The numbers keep growing as 52 million American over the age of 12 have abused prescription drugs in the United States. This type of abuse is on the rise across the country.

On Tuesday, leaders in the medical, law enforcement, and education community came together to combat prescription drug abuse in Bexar County.

The National Institute on Drug Abuse says that 1 in 9 young people between the ages of 12 to 25 have said that they have used prescription drugs for non-medical reasons within the past year.

Jaime Valdes says that he was a drug addict for decades and took anything he could get his hands on: methamphetamine, cocaine, marijuana, alcohol, and Xanax.

"There was a point where my drug dealer told me to go get help," Valdes said. "He stopped selling to me. That's how bad it got."

After spending five years in prison, Valdes entered recovery and has been clean for four and a half years. He says that prescription drug abuse can be a silent killer as many people don't think it's a big deal because the pills aren't illegal.

"It's safe to the person it's prescribed for, taken in the amount that it's prescribed for. So, again, the risk, the danger comes in taking prescriptions that are not prescribed to you and over-taking medication in higher amounts," said Abigail Moore, CEO for the San Antonio Council on Alcohol and Drug Abuse.

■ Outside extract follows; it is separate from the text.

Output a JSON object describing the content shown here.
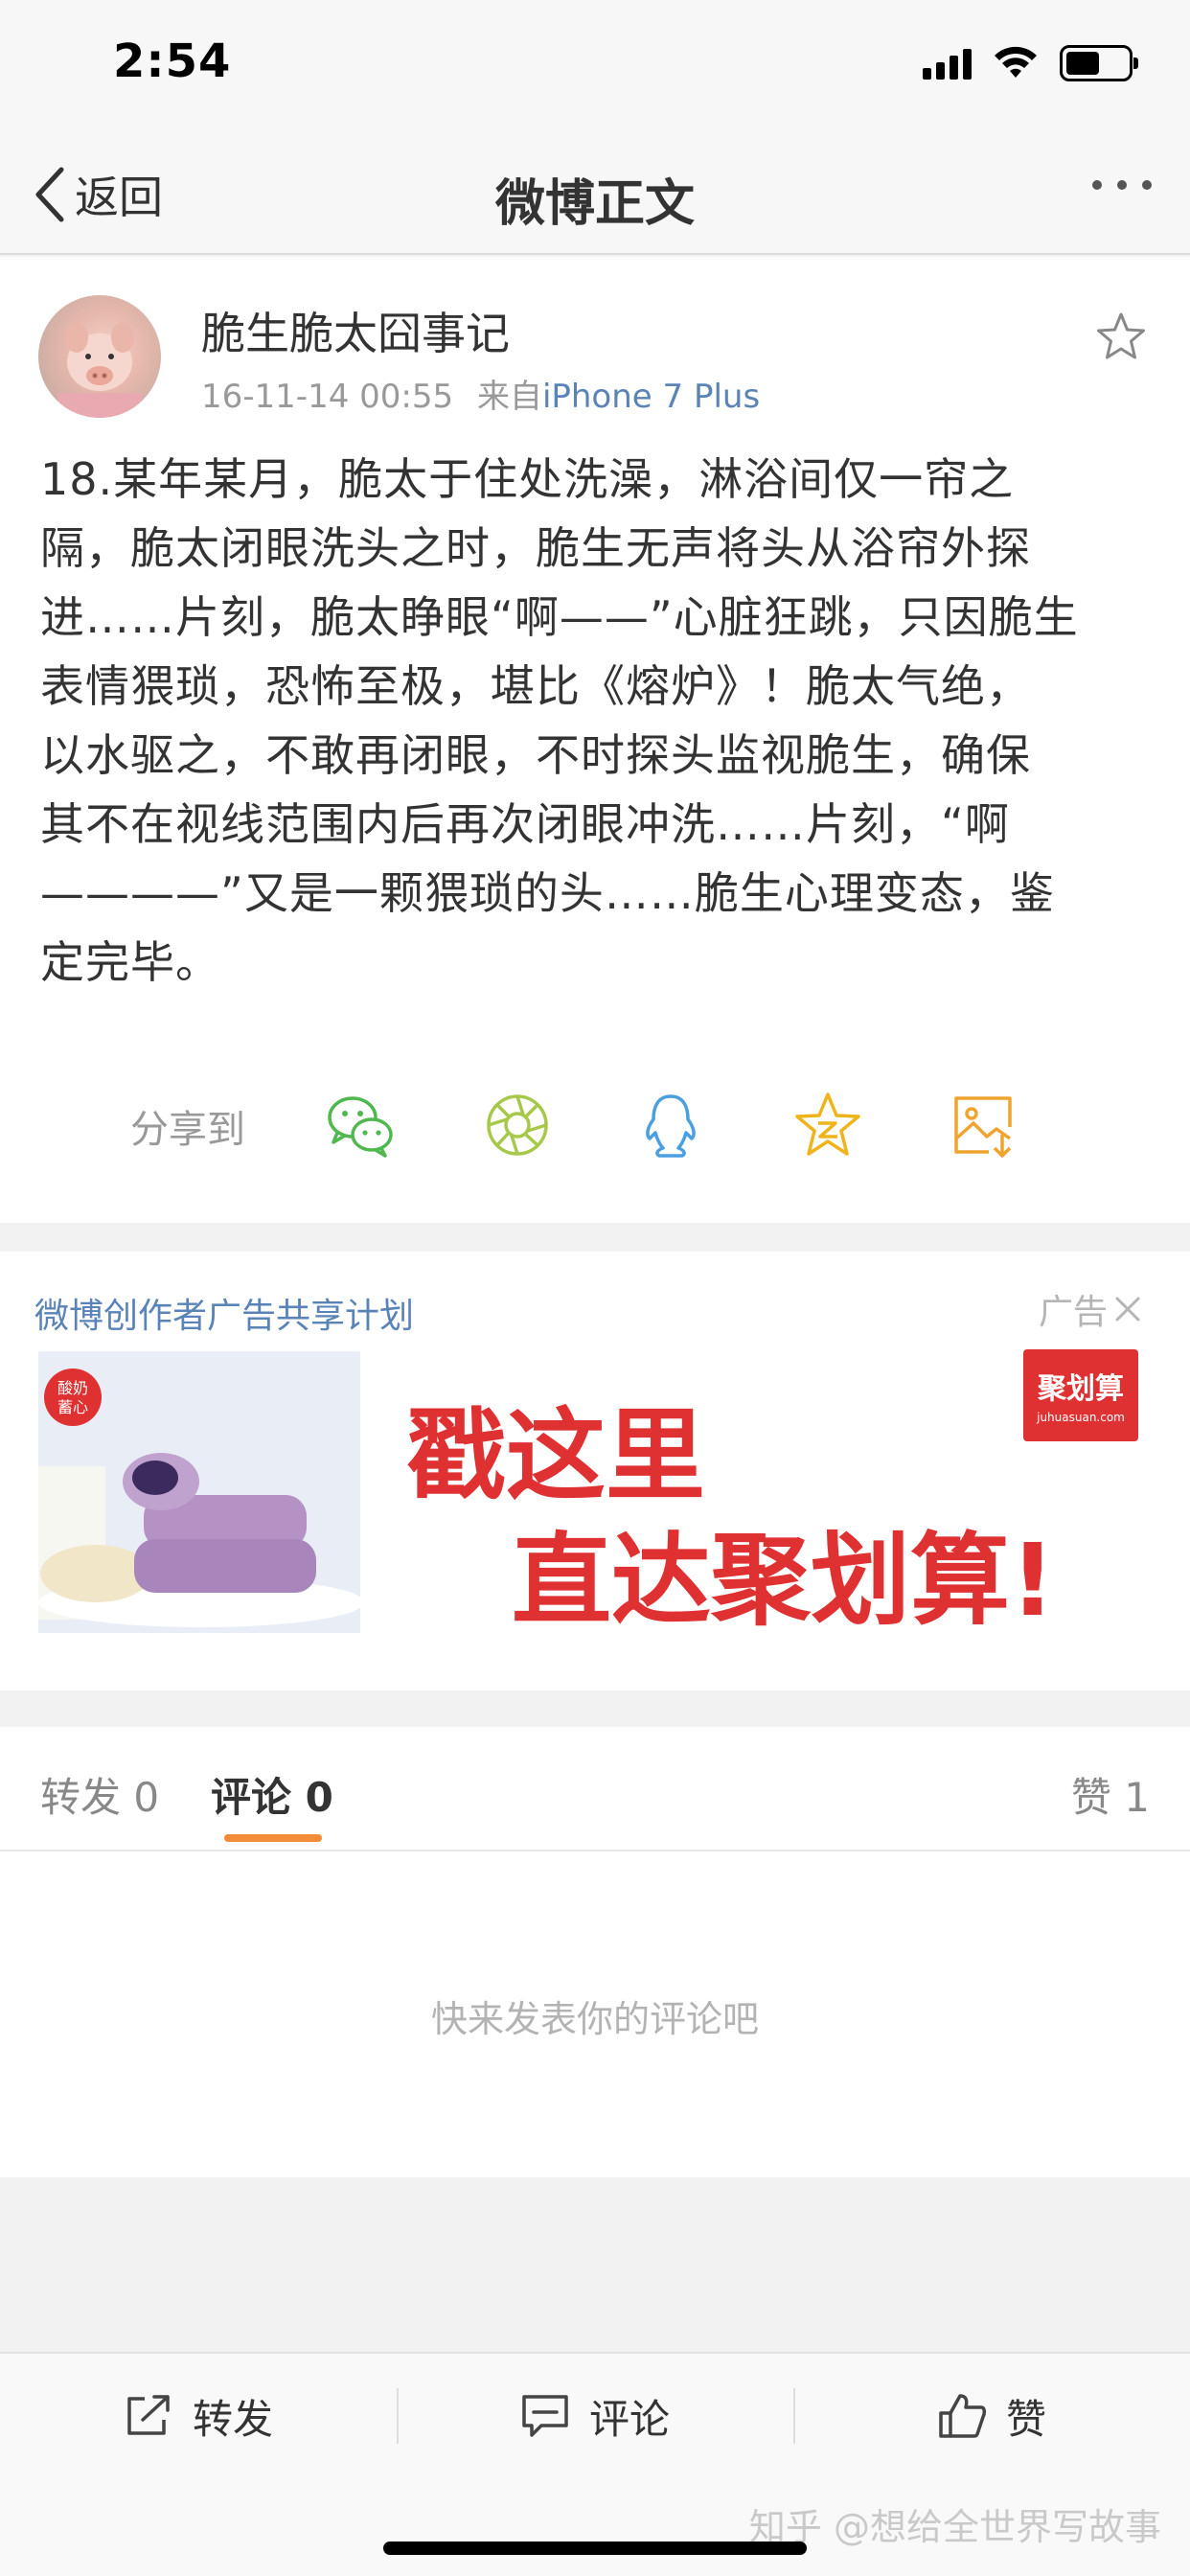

Tuesday's prescription drug summit focused on prevention strategies. Experts say that both the access and disposal of pills have to be handled carefully to make sure pills stay out of the wrong hands.

Valdes is going to school to become a counselor and works in the same treatment center he went to when he began his journey in recovery.

Experts say that they've seen teens misusing prescription drugs for a variety of reasons: to lose weight, to stay alert to study, or to sleep or relax. They say that a good tip for parents is to make sure that any prescriptions they have at home are locked away and that you monitor the prescriptions on a regular basis.